-- INFORMATION SUPPLIED follows --

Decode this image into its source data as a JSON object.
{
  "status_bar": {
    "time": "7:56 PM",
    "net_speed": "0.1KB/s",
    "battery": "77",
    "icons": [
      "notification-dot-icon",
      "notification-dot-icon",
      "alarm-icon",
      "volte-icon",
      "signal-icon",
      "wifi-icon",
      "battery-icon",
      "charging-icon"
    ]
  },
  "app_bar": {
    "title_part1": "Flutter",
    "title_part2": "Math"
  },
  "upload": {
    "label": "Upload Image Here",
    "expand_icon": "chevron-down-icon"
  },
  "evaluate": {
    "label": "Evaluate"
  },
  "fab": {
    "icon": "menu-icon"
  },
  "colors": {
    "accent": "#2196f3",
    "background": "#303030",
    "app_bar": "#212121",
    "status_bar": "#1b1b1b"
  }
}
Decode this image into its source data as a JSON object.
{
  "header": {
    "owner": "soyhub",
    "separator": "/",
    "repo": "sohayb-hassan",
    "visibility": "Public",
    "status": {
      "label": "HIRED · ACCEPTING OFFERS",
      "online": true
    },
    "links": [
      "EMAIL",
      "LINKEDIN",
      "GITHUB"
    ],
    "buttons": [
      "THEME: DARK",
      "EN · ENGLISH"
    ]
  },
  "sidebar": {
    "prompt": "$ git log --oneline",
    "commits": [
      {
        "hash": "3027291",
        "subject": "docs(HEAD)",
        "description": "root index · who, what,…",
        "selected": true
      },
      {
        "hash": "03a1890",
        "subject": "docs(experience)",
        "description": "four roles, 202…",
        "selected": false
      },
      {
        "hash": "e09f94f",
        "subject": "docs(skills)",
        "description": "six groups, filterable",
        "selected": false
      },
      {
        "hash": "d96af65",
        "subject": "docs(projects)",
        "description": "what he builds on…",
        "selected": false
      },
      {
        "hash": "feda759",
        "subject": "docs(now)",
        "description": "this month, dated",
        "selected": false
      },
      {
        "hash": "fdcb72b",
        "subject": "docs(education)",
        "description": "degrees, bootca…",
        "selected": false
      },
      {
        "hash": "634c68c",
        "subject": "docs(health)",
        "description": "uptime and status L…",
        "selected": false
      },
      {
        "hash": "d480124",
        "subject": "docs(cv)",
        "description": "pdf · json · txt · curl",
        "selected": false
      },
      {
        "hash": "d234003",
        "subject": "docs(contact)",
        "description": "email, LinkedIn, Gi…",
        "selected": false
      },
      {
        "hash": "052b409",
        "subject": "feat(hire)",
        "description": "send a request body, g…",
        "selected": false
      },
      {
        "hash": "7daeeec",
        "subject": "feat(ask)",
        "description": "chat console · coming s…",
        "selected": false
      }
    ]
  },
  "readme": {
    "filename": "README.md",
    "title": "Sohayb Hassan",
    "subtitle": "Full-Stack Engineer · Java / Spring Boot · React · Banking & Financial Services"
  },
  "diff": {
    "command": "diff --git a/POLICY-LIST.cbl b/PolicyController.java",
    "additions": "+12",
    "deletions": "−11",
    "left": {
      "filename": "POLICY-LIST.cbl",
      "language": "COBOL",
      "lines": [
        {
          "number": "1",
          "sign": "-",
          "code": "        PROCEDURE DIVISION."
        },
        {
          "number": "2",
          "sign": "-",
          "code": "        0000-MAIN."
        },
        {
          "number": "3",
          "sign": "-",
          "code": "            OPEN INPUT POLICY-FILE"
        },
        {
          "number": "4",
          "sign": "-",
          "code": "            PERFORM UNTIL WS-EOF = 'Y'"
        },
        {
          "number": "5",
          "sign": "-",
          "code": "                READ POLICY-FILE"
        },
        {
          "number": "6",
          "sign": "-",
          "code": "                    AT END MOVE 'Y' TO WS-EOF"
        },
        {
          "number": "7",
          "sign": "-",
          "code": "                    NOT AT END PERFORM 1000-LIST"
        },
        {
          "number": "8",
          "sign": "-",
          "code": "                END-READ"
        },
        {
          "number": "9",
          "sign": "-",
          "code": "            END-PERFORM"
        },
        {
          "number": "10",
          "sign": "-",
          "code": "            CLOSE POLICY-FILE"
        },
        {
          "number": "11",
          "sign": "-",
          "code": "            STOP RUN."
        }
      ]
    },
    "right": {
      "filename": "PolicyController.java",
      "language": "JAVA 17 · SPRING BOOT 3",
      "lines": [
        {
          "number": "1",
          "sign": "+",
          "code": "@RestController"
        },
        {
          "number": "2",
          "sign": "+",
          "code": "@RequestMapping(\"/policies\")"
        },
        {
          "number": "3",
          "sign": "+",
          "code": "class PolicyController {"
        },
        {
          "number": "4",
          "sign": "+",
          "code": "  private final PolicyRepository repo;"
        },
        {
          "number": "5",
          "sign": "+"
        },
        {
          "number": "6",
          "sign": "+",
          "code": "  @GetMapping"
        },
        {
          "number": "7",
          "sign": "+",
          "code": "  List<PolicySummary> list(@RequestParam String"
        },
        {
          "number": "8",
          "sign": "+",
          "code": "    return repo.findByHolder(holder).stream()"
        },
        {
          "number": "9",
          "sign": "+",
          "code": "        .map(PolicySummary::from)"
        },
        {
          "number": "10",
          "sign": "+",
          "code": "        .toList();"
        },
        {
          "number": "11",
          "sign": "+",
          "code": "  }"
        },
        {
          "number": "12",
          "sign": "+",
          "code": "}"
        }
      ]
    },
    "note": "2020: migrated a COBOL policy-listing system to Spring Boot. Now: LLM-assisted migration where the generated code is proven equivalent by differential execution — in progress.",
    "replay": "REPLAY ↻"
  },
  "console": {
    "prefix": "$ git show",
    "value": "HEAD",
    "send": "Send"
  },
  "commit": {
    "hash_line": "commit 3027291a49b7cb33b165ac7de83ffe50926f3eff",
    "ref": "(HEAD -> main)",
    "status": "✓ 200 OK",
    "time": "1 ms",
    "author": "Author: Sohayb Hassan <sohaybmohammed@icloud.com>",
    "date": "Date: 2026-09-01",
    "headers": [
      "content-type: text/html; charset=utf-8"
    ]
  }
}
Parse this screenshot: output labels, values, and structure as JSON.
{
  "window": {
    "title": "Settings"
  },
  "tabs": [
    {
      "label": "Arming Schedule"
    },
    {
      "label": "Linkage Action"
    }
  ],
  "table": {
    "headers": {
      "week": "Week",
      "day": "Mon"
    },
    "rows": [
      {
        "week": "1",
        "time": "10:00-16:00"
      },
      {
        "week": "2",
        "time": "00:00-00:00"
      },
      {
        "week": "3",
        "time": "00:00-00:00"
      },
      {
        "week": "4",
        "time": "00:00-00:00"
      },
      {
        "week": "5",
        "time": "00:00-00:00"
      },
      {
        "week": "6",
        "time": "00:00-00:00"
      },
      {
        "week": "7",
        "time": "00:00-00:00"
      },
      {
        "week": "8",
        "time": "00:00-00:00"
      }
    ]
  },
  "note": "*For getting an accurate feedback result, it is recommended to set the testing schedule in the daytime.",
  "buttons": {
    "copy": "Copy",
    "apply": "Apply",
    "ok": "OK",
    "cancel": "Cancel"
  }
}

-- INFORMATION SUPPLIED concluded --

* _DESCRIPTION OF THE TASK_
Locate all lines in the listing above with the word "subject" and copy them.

* _EXERCISE RESULT_
        "subject": "docs(HEAD)",
        "subject": "docs(experience)",
        "subject": "docs(skills)",
        "subject": "docs(projects)",
        "subject": "docs(now)",
        "subject": "docs(education)",
        "subject": "docs(health)",
        "subject": "docs(cv)",
        "subject": "docs(contact)",
        "subject": "feat(hire)",
        "subject": "feat(ask)",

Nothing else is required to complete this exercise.